» GOAL OF THE EXERCISE: Report each line of the material below where the word "that" can be found.

» STORED DATA:
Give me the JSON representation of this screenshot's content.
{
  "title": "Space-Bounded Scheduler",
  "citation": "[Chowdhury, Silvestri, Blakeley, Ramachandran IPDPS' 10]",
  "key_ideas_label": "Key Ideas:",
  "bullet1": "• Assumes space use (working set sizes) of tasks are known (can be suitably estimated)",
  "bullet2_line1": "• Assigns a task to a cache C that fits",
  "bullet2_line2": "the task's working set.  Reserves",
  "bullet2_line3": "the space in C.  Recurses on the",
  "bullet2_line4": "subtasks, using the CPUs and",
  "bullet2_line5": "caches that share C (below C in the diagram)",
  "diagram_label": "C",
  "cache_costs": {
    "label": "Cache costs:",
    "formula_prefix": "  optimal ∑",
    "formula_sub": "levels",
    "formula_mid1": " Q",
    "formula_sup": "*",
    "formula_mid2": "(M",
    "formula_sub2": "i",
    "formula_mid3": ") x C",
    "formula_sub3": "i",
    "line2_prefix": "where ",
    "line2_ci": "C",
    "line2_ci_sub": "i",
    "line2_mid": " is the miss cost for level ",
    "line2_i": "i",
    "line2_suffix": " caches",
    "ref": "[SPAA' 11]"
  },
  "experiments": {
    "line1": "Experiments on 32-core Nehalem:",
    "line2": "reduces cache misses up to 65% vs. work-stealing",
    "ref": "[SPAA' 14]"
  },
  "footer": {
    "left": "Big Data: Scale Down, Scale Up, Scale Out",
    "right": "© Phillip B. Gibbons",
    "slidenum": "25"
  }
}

» REPLY:
  "bullet2_line1": "• Assigns a task to a cache C that fits",
  "bullet2_line5": "caches that share C (below C in the diagram)",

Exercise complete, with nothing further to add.